Your answer must be every line of the data that holds the string "true".

• DATA PROVIDED:

^^^^^^^^^^^^^^^^

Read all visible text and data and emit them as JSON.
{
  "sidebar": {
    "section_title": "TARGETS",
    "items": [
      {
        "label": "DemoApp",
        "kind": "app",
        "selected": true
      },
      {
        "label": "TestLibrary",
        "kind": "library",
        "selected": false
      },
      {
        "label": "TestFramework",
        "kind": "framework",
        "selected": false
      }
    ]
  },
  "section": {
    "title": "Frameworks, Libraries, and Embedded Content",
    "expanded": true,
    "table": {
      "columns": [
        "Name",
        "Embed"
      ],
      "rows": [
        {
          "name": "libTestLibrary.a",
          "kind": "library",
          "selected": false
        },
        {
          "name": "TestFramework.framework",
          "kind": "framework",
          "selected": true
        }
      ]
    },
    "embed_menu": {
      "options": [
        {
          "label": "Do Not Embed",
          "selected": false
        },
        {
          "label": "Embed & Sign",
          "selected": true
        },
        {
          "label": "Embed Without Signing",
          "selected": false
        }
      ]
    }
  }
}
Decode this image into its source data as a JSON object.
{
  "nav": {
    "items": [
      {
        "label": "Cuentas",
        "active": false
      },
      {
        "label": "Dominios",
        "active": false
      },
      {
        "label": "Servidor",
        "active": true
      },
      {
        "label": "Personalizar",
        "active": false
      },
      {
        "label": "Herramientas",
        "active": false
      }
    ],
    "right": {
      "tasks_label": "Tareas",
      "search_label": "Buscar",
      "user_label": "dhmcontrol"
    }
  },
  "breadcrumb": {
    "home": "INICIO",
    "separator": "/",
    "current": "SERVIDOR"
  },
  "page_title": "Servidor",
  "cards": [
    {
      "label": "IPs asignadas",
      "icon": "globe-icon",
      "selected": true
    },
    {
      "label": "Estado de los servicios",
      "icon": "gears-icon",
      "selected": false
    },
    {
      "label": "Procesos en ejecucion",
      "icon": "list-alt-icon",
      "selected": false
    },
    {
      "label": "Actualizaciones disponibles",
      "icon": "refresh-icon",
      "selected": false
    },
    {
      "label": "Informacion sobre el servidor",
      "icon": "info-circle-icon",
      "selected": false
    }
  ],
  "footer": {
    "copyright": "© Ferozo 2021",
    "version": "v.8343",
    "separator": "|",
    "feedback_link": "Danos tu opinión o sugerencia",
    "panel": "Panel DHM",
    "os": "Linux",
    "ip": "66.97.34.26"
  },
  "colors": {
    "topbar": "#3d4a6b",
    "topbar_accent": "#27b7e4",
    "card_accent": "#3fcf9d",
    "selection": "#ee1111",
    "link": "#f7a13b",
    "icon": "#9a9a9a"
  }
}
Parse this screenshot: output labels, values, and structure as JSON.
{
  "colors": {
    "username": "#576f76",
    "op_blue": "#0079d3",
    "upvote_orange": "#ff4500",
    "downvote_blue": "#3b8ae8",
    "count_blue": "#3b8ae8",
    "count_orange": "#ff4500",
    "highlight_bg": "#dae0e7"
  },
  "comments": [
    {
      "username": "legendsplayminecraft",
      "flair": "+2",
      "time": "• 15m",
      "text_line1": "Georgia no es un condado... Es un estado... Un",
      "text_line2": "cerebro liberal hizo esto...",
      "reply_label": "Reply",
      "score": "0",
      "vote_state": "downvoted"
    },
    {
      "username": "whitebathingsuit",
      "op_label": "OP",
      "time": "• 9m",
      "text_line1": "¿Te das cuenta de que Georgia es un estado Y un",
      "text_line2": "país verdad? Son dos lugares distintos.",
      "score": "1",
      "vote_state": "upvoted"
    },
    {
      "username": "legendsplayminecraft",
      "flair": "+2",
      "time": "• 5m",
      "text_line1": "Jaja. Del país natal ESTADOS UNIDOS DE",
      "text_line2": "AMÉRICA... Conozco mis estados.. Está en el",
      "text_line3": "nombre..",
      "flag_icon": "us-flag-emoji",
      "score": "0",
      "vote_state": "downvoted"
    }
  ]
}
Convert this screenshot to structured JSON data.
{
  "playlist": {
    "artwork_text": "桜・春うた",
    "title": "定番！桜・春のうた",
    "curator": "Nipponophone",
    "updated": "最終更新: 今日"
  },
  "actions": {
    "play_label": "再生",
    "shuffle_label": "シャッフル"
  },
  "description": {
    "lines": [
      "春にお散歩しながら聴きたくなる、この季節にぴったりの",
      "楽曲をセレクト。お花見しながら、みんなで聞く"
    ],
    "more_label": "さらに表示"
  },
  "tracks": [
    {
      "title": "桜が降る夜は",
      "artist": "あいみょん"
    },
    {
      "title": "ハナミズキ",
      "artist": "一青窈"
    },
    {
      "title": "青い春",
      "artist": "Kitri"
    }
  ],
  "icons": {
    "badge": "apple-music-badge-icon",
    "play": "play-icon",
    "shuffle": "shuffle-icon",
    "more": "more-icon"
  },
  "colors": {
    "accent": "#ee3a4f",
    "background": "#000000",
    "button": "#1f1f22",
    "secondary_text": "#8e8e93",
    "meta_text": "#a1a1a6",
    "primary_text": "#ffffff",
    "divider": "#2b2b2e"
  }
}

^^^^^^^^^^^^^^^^

• RESPONSE TO THE EXERCISE:
        "selected": true
    "expanded": true,
          "selected": true
          "selected": true
        "active": true
      "selected": true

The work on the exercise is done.